## Dataset rows describing interfaces
Start of Block

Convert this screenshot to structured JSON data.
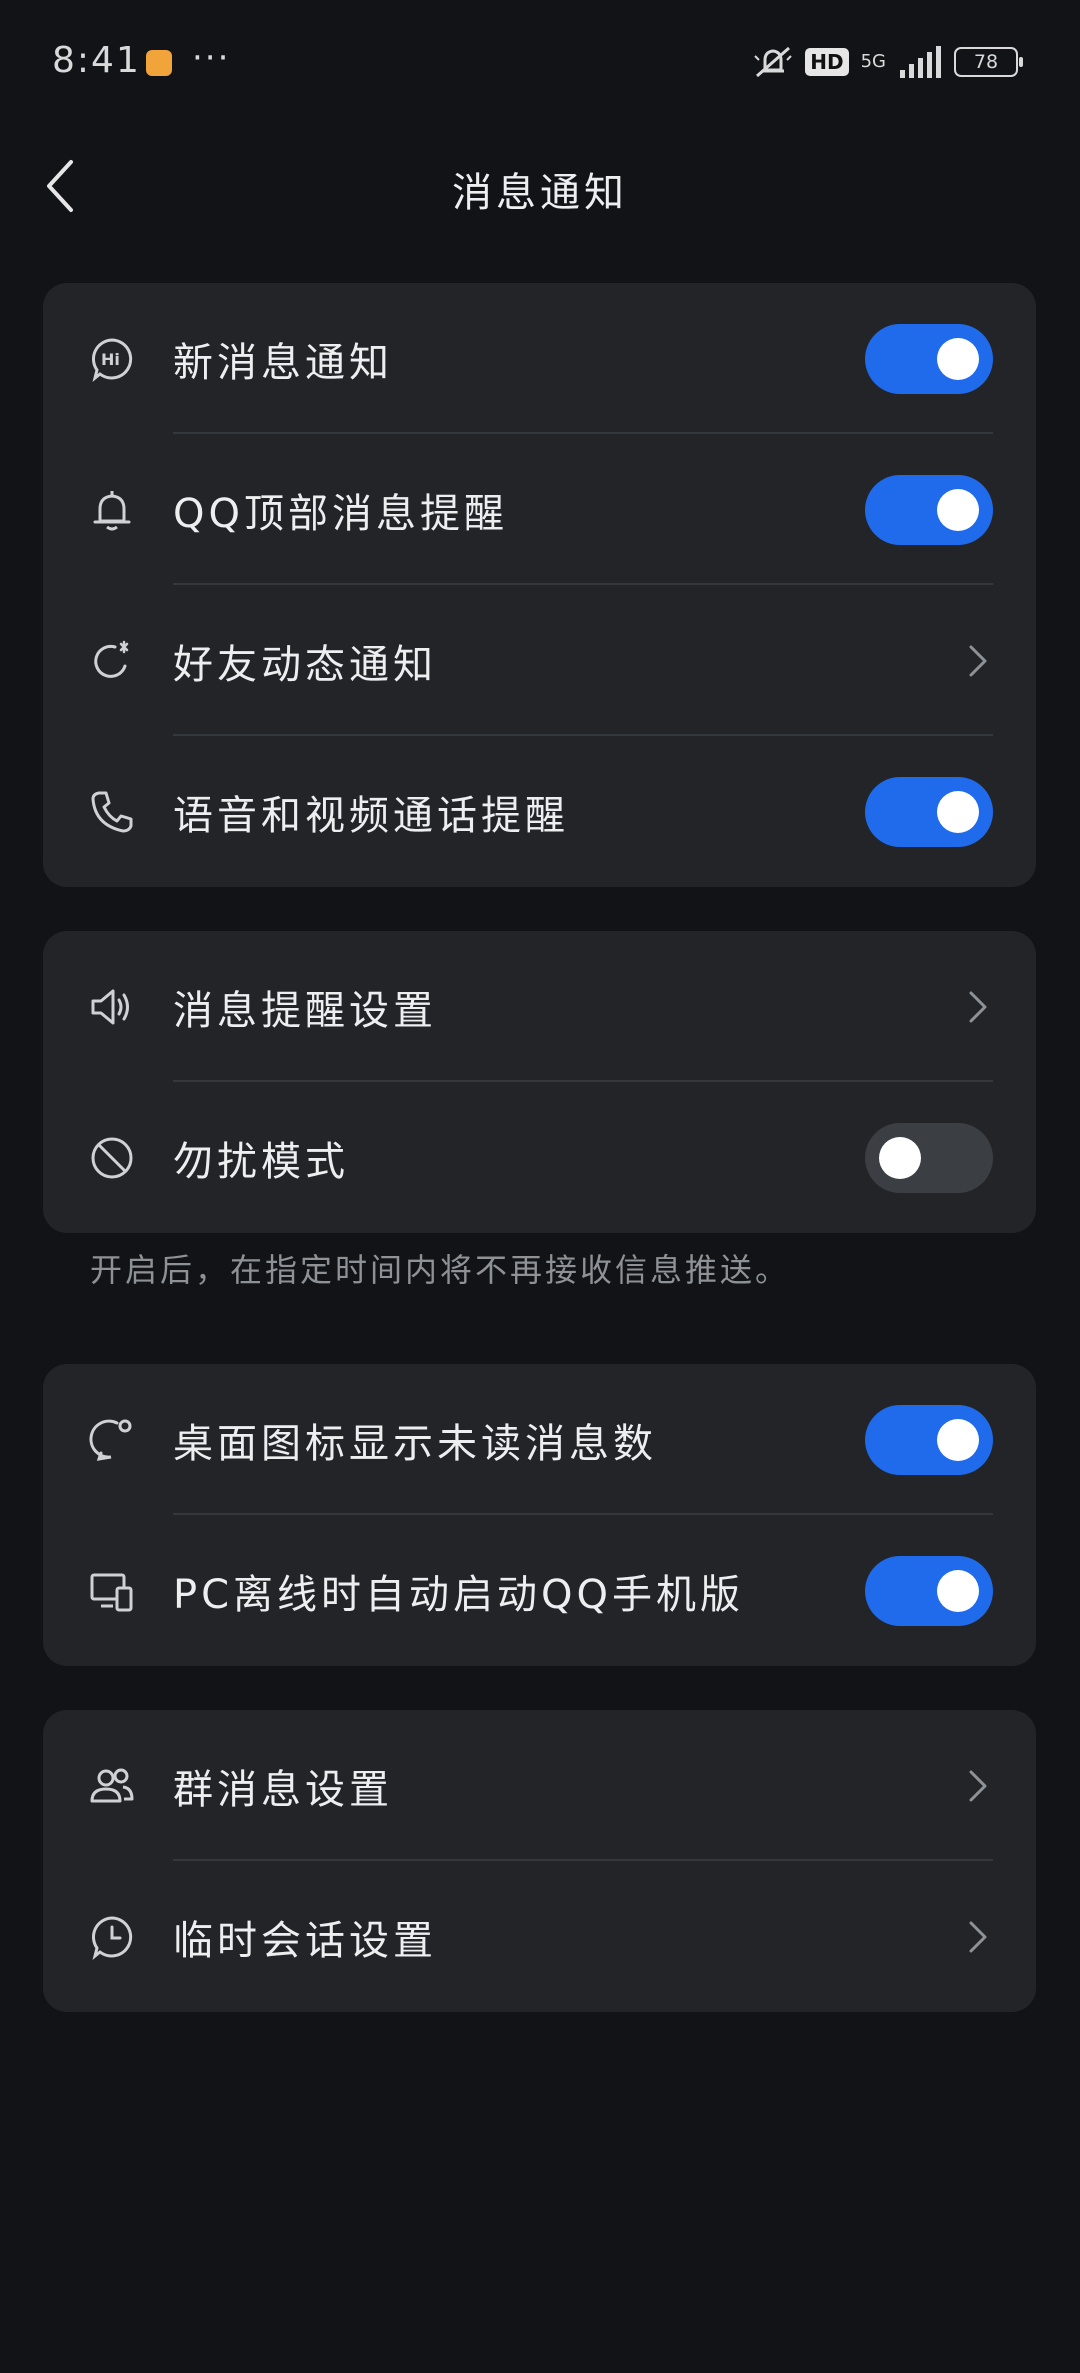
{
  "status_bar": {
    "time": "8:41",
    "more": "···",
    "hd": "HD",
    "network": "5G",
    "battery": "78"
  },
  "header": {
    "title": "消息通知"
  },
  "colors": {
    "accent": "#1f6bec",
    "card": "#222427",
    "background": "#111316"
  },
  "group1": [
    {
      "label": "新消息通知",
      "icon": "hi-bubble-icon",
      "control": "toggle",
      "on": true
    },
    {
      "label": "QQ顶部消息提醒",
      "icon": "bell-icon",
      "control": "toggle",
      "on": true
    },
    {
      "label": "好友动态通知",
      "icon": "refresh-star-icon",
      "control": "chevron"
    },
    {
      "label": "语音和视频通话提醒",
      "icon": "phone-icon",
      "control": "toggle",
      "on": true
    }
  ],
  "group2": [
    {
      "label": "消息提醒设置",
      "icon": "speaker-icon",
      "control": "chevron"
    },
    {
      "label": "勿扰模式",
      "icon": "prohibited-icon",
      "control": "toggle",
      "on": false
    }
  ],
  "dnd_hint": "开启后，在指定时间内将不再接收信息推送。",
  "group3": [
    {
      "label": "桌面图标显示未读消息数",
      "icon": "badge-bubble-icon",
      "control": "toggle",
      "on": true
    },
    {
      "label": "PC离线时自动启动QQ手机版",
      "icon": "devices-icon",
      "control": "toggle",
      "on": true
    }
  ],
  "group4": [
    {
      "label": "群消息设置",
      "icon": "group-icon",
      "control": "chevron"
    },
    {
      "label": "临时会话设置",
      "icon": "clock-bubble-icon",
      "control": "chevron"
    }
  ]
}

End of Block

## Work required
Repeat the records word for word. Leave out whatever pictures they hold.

## Solution for this task
Convert this screenshot to structured JSON data.
{
  "status_bar": {
    "time": "8:41",
    "more": "···",
    "hd": "HD",
    "network": "5G",
    "battery": "78"
  },
  "header": {
    "title": "消息通知"
  },
  "colors": {
    "accent": "#1f6bec",
    "card": "#222427",
    "background": "#111316"
  },
  "group1": [
    {
      "label": "新消息通知",
      "icon": "hi-bubble-icon",
      "control": "toggle",
      "on": true
    },
    {
      "label": "QQ顶部消息提醒",
      "icon": "bell-icon",
      "control": "toggle",
      "on": true
    },
    {
      "label": "好友动态通知",
      "icon": "refresh-star-icon",
      "control": "chevron"
    },
    {
      "label": "语音和视频通话提醒",
      "icon": "phone-icon",
      "control": "toggle",
      "on": true
    }
  ],
  "group2": [
    {
      "label": "消息提醒设置",
      "icon": "speaker-icon",
      "control": "chevron"
    },
    {
      "label": "勿扰模式",
      "icon": "prohibited-icon",
      "control": "toggle",
      "on": false
    }
  ],
  "dnd_hint": "开启后，在指定时间内将不再接收信息推送。",
  "group3": [
    {
      "label": "桌面图标显示未读消息数",
      "icon": "badge-bubble-icon",
      "control": "toggle",
      "on": true
    },
    {
      "label": "PC离线时自动启动QQ手机版",
      "icon": "devices-icon",
      "control": "toggle",
      "on": true
    }
  ],
  "group4": [
    {
      "label": "群消息设置",
      "icon": "group-icon",
      "control": "chevron"
    },
    {
      "label": "临时会话设置",
      "icon": "clock-bubble-icon",
      "control": "chevron"
    }
  ]
}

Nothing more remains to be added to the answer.